- **Your goal**:
Where an entry contains an image, leave the image out; restate everything else exactly.
Material shown: Begin
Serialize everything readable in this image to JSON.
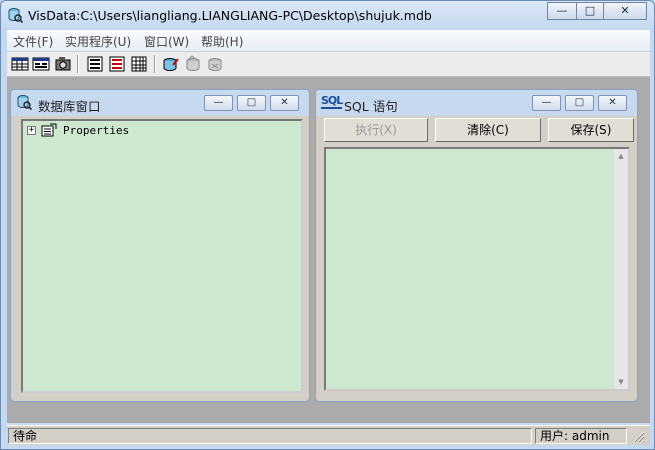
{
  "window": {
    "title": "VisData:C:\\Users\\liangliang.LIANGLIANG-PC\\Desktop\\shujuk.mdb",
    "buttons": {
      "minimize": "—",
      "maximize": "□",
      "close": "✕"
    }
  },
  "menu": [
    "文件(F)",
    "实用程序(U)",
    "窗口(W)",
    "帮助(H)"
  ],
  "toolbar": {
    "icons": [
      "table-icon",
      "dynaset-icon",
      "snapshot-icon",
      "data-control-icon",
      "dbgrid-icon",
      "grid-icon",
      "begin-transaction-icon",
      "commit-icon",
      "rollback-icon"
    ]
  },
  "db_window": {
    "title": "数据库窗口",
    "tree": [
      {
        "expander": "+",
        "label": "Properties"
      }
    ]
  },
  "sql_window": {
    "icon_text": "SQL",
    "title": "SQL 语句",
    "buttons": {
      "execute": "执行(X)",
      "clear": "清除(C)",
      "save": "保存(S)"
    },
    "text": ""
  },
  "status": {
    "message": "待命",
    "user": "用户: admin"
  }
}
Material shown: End
- **Written answer**:
Serialize everything readable in this image to JSON.
{
  "window": {
    "title": "VisData:C:\\Users\\liangliang.LIANGLIANG-PC\\Desktop\\shujuk.mdb",
    "buttons": {
      "minimize": "—",
      "maximize": "□",
      "close": "✕"
    }
  },
  "menu": [
    "文件(F)",
    "实用程序(U)",
    "窗口(W)",
    "帮助(H)"
  ],
  "toolbar": {
    "icons": [
      "table-icon",
      "dynaset-icon",
      "snapshot-icon",
      "data-control-icon",
      "dbgrid-icon",
      "grid-icon",
      "begin-transaction-icon",
      "commit-icon",
      "rollback-icon"
    ]
  },
  "db_window": {
    "title": "数据库窗口",
    "tree": [
      {
        "expander": "+",
        "label": "Properties"
      }
    ]
  },
  "sql_window": {
    "icon_text": "SQL",
    "title": "SQL 语句",
    "buttons": {
      "execute": "执行(X)",
      "clear": "清除(C)",
      "save": "保存(S)"
    },
    "text": ""
  },
  "status": {
    "message": "待命",
    "user": "用户: admin"
  }
}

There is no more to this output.